Send to

Choose Destination
See comment in PubMed Commons below
J Biol Chem. 1995 Apr 14;270(15):9010-16.

Water channel properties of major intrinsic protein of lens.

Author information

Department of Cell Physiology, University of Nijmegen, The Netherlands.


The functions of major intrinsic protein (MIP) of lens are still unresolved; however the sequence homology with channel-forming integral membrane protein (CHIP) and other Aquaporins suggests that MIP is a water channel. Immunolocalizations confirmed that Xenopus oocytes injected with bovine MIP cRNA express the protein and target it to the plasma membrane. Control oocytes or oocytes expressing MIP or CHIP exhibited small, equivalent membrane currents that could be reversibly increased by osmotic swelling. When compared with water-injected control oocytes, the coefficient of osmotic water permeability (Pf) of MIP oocytes was increased 4-5-fold with a low Arrhenius activation energy, while the Pf of CHIP oocytes increased > 30-fold. To identify structures responsible for these differences in Pf, recombinant MIP proteins were expressed. Analysis of MIP-CHIP chimeric proteins revealed that the 4-kDa cytoplasmic domain of MIP did not behave as a negative regulator. Individual residues in MIP were replaced by residues conserved among the Aquaporins, and introduction of a proline in the 5th transmembrane domain of MIP raised the Pf by 50%. Thus oocytes expressing MIP failed to exhibit ion channel activity and consistently exhibited water transport by a facilitated pathway that was qualitatively similar to the Aquaporins but of lesser magnitude. We conclude that MIP functions as an Aquaporin in lens, but the protein may also have other essential functions.

[Indexed for MEDLINE]
Free full text
PubMed Commons home

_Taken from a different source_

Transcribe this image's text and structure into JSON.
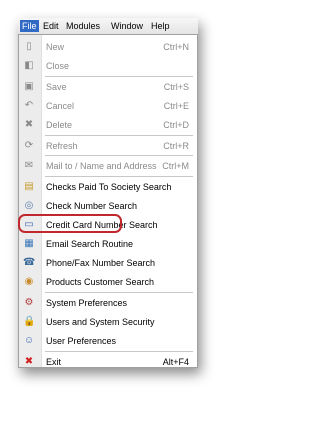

PubMed Commons

How to join PubMed Commons

    Supplemental Content

    Full text links

    Icon for HighWire
    Loading ...
    Support Center